Yes, some of these places offer nominal sides. Few of them are worth having. We love our soupy, cowboy-style pinto beans served in a bowl and eaten with a spoon down here, but if you're accustomed to thick, sweet baked beans that you eat with a fork, you undoubtedly will not. Potato salad is usually bought pre-made from someplace like Sysco. Same for coleslaw. Skip them. Think of yourself as doing what you are doing - sampling a bit of smoked meat from several meat markets. Not going into a barbecue restaurant and sitting down and having a meal. (Black's does have a small buffet-type display as you head toward the smoked meat butchers. The only thing this is really good for, and worth mentioning, is that if you are traveling with small children that don't want to just eat meat, Black's does have some stuff that kids like - mac&cheese, etc. When I'm doing the "BBQ tour" with my kids and grandkids, this is where the kids fill up. Or did, anyway. Now they're old enough that they're not interested in this stuff, and all they want is the 'cue, just like the grownups.)

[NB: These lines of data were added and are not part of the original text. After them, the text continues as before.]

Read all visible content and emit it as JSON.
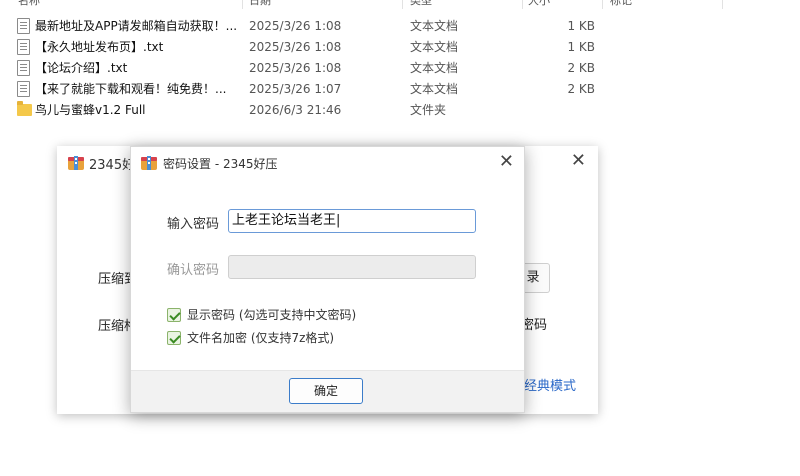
{
  "explorer": {
    "header": [
      "名称",
      "日期",
      "类型",
      "大小",
      "标记"
    ],
    "files": [
      {
        "name": "最新地址及APP请发邮箱自动获取！...",
        "date": "2025/3/26 1:08",
        "type": "文本文档",
        "size": "1 KB",
        "icon": "text-file-icon"
      },
      {
        "name": "【永久地址发布页】.txt",
        "date": "2025/3/26 1:08",
        "type": "文本文档",
        "size": "1 KB",
        "icon": "text-file-icon"
      },
      {
        "name": "【论坛介绍】.txt",
        "date": "2025/3/26 1:08",
        "type": "文本文档",
        "size": "2 KB",
        "icon": "text-file-icon"
      },
      {
        "name": "【来了就能下载和观看！纯免费！...",
        "date": "2025/3/26 1:07",
        "type": "文本文档",
        "size": "2 KB",
        "icon": "text-file-icon"
      },
      {
        "name": "鸟儿与蜜蜂v1.2 Full",
        "date": "2026/6/3 21:46",
        "type": "文件夹",
        "size": "",
        "icon": "folder-icon"
      }
    ]
  },
  "main_dialog": {
    "title": "2345好",
    "label_compress_to": "压缩到",
    "label_compress_fmt": "压缩格",
    "browse_button_fragment": "录",
    "password_fragment": "密码",
    "classic_mode_link": "经典模式"
  },
  "password_dialog": {
    "title": "密码设置 - 2345好压",
    "password_label": "输入密码",
    "password_value": "上老王论坛当老王|",
    "confirm_label": "确认密码",
    "confirm_value": "",
    "show_password_label": "显示密码 (勾选可支持中文密码)",
    "encrypt_filename_label": "文件名加密  (仅支持7z格式)",
    "ok_label": "确定"
  },
  "colors": {
    "accent": "#3b7cc9",
    "checkbox_green": "#3a8b22",
    "folder": "#f4c84a",
    "link": "#2a68c8"
  }
}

Most of these places start smoking the meat the night before. They open in the morning and serve until the meat is all gone. Don't plan to get to any of the legendary, iconic Central Texas meat markets much after about 1pm or so, or they might well be completely out of what you want.
You mentioned the Salt Lick. That is the exception. It definitely is a restaurant. You go in, order your meats and sides and sit there all evening, until your peach cobbler arrives and you polish that off and waddle out the door.
The Salt Lick has a great ranch ambiance and it can be fun for a group. But if you start asking serious barbecue aficionados about it, they all will tell you that the meat itself is definitely no longer top tier. Or even second tier. And if you want to sample some of the best smoked meats that Texas has to offer, skip it.